I try to read on various subjects for my leisure reading but I do this with the mind-set of someone who’s interested on the issue of discourse or at times the title of the writing piece. It could be a book or an essay, the title might be the source of attraction to me at the initial stage, however, I constantly try to be leisurely engaged with whatever I’m reading and in this mode my critical mind goes into hibernation while my passive mind comes into being but if a book starts exploring ideas or asserting certain facts that I’m interested in then my critical mind comes into being instantly and my passive mind goes into hibernation. And if I find what I’m reading not to be satisfying to either of my passive or critical mind, then, I take my liberty to leave the writing piece in peace without dishonouring the writer. I try as much as possible to avoid negative reviews of other people’s work in public domains.
Another important approach I use in my writing process is listening to podcasts; as a child I’ve always loved listening to radio than watching TV and when podcasts came on the scene and I became aware of them I became more of a podcast listener and less of a radio listener because of the nature of podcasts — I can download or live stream what is of interest to me at that particular moment in time. I also enjoy walking and walking through the local park down my street gives me the opportunity to unconsciously reflect on writing issues of interest to me. I’ve always enjoyed leisure walking since childhood but it became more pronounced to my conscious mind during my undergraduate years at Obafemi Awolowo University in Nigeria. I still remember the nostalgic feelings I used to have whenever I went back during the holidays to Lagos and I alight from a public transport at the motor park in Oshodi in Lagos. I remember how I used to miss the freedom and pleasure of walking on the university’s campus roads. For an interesting writer’s view on walking you can read Henry David Thoreau’s writing on ‘walking’.
“You can write about anything, and if you write well enough, even the reader with no intrinsic interest in the subject will become involved.”
- Tracy Kidder (Advice to Writers by John Winokur)
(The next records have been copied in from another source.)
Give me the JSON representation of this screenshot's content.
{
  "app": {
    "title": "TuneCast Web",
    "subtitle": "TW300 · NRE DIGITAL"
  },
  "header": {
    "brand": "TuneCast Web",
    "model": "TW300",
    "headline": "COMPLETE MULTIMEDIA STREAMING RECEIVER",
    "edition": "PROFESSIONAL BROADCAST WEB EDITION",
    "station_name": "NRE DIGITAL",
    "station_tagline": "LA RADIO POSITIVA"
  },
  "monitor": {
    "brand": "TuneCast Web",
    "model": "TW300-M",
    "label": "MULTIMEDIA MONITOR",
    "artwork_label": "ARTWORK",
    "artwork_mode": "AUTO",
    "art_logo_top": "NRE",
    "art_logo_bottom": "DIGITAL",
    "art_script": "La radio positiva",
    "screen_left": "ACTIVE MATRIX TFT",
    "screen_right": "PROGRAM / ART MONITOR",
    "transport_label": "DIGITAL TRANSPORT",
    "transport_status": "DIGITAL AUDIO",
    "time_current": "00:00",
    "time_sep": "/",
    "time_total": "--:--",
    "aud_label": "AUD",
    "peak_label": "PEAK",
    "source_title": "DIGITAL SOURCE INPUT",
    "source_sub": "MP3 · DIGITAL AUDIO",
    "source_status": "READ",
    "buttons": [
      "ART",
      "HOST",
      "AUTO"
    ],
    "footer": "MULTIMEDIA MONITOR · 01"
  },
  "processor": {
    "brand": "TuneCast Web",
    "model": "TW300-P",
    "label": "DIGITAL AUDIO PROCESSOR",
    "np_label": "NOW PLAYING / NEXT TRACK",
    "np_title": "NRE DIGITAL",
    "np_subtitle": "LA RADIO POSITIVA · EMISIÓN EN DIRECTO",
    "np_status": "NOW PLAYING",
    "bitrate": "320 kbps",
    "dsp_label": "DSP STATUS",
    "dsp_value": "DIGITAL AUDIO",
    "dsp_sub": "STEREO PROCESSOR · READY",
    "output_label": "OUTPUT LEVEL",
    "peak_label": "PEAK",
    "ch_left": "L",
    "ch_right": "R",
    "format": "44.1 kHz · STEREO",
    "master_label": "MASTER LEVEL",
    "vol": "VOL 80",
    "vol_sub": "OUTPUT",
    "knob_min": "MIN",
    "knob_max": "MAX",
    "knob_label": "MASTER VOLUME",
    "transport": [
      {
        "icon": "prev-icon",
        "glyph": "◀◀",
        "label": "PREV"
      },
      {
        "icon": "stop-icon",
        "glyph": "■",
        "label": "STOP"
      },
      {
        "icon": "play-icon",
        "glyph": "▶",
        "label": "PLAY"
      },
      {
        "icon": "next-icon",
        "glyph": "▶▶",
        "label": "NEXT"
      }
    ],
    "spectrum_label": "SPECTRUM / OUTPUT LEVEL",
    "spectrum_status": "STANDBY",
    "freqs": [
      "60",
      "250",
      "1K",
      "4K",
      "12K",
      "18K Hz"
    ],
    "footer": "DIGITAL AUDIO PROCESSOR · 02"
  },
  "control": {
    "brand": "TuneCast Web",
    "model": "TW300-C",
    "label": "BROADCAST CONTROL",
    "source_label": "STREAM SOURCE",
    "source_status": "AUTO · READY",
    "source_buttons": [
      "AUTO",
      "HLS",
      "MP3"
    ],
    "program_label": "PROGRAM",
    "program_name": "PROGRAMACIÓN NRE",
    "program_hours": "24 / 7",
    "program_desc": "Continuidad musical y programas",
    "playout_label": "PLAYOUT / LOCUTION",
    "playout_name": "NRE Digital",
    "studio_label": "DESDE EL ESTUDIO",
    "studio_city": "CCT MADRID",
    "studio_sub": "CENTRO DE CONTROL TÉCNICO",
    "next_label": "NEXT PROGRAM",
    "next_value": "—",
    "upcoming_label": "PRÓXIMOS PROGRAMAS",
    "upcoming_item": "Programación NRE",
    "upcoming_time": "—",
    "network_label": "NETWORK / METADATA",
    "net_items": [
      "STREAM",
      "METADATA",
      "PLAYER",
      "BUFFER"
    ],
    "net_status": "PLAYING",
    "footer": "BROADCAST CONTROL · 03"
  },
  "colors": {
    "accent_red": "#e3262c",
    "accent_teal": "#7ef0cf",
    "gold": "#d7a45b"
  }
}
Most times I start my blog posts with a different idea of what I intend to write about or at times with no idea of what I was going to write on, and the blank page becomes like an artist’ blank canvass to me but usually I do have the overarching idea of the subject matter or issue that I intend to write about or on. From that basic position or situation I just type based on what I was thinking, giving little or no attention to spellings, grammar or fluidity of whatever I was writing about. I know I can always go back to edit the piece afterwards. The most important thing for me at the initial stage is to have some words on the blank page. And as I type on, the writing evolves itself and at times the writing would evolve into a different topic or issue and I would end up with a different end product from what I started with. I usually avoid having a title in mind at the beginning of my writings because most times titles can stifle the growth and fluidity of ideas that make the writing process enjoyable and less tedious.
I leave you with immense gratitude for reading this piece.
This was first published on edusounds.com.ng.
You can reach me on Twitter @otukogbe.